It’s May 10, 1981, and Paris is celebrating. French political junkies might know the cause for this revelry, but for the rest of us, the reason seems to matter less than the electric atmosphere enveloping the streets as people dance to the sound of honking car horns. Grainy, scene-setting archival footage is interspersed with the main action here and elsewhere in Mikhaël Hers’ period piece, which stars Charlotte Gainsbourg as a single mother looking to rediscover herself after being left by her husband. An airy, low-key drama that doesn’t suffer for its lack of narrative tension, “The Passengers of the Night” further proves the old adage about the journey mattering more the destination.
We first meet Élisabet (Gainsbourg) at her lowest: unemployed, recently single and responsible for two teenagers (Quito Rayon-Richter and Megan Northam) whose father has walked out on the family. That may sound like the setup for something dire, but “The Passengers of the Night” lands closer to the opposite end of the spectrum — gently uplifting without being schmaltzy, and moving without resorting to sentimentality. That’s even true when the narrative shifts to Talulah (Noée Abita), a wayward youth whom Élisabet brings out of the cold and into the warmth of her home.
The drama, such as it is, ultimately seems to pass Élisabet by. One of the first things we learn about her is that she’s strapped for cash and, having spent the preceding years raising her children, doesn’t have much of a résumé to speak of. Her financial woes are taken care of almost immediately when she lands a gig at the late-night radio show for which “Passengers” is named. Despite immediately being told that the pay is “terrible,” she and her brood continue living comfortably in their gorgeous flat despite her ex not paying any kind of spousal support — the main instance of Hers establishing a potential stumbling block before quickly knocking it over.

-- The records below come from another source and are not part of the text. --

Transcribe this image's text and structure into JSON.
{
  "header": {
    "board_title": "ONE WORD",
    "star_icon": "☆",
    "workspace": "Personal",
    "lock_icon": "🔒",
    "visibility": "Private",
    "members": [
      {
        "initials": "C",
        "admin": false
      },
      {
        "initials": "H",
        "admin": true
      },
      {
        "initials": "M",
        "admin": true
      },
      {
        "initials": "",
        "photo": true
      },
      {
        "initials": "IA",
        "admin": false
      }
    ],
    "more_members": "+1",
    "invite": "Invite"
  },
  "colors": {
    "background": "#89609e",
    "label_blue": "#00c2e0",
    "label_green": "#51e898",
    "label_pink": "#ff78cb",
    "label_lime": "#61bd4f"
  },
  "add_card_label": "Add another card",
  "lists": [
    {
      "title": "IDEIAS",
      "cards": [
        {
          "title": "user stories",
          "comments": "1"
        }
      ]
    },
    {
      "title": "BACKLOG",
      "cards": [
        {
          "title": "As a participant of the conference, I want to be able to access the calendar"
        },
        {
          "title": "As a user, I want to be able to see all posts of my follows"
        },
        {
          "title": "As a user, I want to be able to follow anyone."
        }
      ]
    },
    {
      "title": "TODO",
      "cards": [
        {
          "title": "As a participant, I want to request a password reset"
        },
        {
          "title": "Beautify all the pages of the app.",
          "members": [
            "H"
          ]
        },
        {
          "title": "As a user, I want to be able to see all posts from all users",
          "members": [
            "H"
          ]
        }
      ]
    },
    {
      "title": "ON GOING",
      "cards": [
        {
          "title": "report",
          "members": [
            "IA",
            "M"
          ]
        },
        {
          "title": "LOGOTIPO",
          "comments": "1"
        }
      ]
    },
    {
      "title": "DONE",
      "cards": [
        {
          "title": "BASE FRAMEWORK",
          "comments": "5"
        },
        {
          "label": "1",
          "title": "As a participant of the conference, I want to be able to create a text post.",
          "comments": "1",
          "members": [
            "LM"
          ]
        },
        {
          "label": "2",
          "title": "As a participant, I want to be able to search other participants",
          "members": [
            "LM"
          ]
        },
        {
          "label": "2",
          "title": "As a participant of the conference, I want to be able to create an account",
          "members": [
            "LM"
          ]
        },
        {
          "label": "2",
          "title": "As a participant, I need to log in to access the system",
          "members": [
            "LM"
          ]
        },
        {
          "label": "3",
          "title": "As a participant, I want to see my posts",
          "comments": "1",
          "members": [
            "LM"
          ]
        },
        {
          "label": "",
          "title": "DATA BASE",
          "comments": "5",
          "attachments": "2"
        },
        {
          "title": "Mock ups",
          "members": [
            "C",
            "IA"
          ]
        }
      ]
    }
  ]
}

Élisabet also finds herself in a loving, supportive relationship without much difficulty, an act of narrative closure that’s a bit easier to believe. Rather than a detriment, this narrative breeziness is part of the film’s charm: “The Passengers of the Night” floats from one happening to the next without much actual conflict, ultimately landing somewhere between a character study and a mood piece. It really is all about vibes, from an era-appropriate soundtrack and a brief scene of Jacques Rivette’s “Le Pont du Nord” playing to the click-clack of the switchboard at Élisabet’s behind-the-scenes job at the radio station.
The exception would be the younger generation, namely Talulah. An indomitable performer, Gainsbourg commands every film she’s in, but relative newcomer Abita (who played the title role in Cannes 2017 offering “Ava”) matches her energy and then some in a performance that brings to mind Mena Suvari in “American Beauty.” A runaway and high-school dropout, she also has a substance-abuse problem that brings the film closer to narrative thorniness than any other plot contrivance — but would you believe me if I told you that this, too, is ultimately just a second-act hiccup? Hers has no intention of putting his characters through the wringer or truly testing their mettle, instead offering a slice of life that, despite taking place first in 1984 and then in ’88, has the feel of a single moment in their lives. Fortunate, then, that they’re pleasant to be around.
The same can be said of “Passengers of the Night” itself, whose low-key charms are almost akin to a hangout movie. We don’t need to know how things will turn out for these people five, 10 or even 20 years hence to enjoy spending time with them, just as we don’t need high narrative stakes to care about them in the first place. Such an approach might not have succeeded without a talent like Gainsbourg in the lead, but she makes it work just as she always seems to.